Isaiah J. Poole joined the Democracy Collaborative in 2018 as editorial manager for The Next System Project. He was previously communications director for People’s Action and for the Campaign for America’s Future, where his responsibilities included serving as editor for the organization’s website and blog, OurFuture.org.
He also has more than 30 years of experience in journalism, both as a reporter covering Washington D.C.-area and national politics and as a news and features editor. His editorial management experience includes leading the launch of the Prince George’s County, Md. editions of the Gazette newspapers in the mid-1990s. He was a founding member of both the Washington Association of Black Journalists and the National Gay and Lesbian Journalists Association. More recently, he has served on the board of the Urban Village Corporation, which oversees an affordable housing complex in Columbia Heights. He is a native Washingtonian with a B.A. in journalism from Penn State University.
- New Republic
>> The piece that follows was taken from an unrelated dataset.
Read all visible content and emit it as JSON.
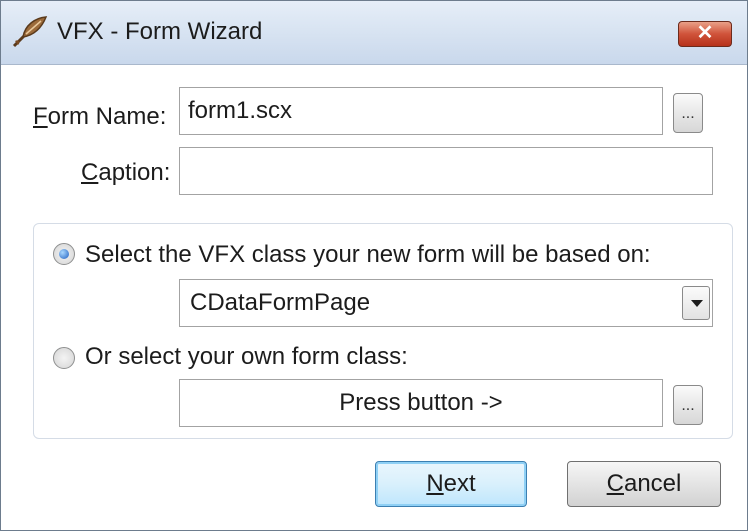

Under siege from thousands of lawsuits from federal, state, and local governments for its role in the deadly opioid addiction crisis, drug manufacturer Purdue Pharma reached a tentative settlement with some of the plaintiffs last week. In the deal, Purdue would transform itself through the bankruptcy process from a typical, profit-chasing drugmaker into a “public beneficiary company.” The proposition raises an important question: If plaintiffs are open to the idea of turning Purdue into a public trust run by appointees of a federal bankruptcy judge—one that would distribute its profits to state and local governments—why not take one more step? Why not create the beginnings of a network of public pharmaceutical companies like those that already exists in such countries as Sweden, Brazil, and Thailand?
Promising initiatives around the country show what can be done in struggling neighborhoods.
Enterprises featured in the Building Resiliency Through Green Infrastructure report are creating a blueprint for other cities to follow as they work to protect their communities from the effects of climate change.
- The American Prospect
A proposed overhaul of the Community Reinvestment Act could redefine the banking sector’s obligations to the communities that they serve.
- Common Dreams
Isaiah Pool, of the Democracy Collaborative, writes for Common Dream on "Why We Have To Break Up Amazon."
It is the kind of inquiry that people like Stacy Mitchell, the director of the Institute for Local Self-Reliance, has been pushing for. In an interview this week for The Next System Podcast, a project of the Democracy Collaborative, Mitchell explained that Amazon is to the 21st century what railroads were to the late 19th century. Amazon’s third-party reseller program underscores the parallel.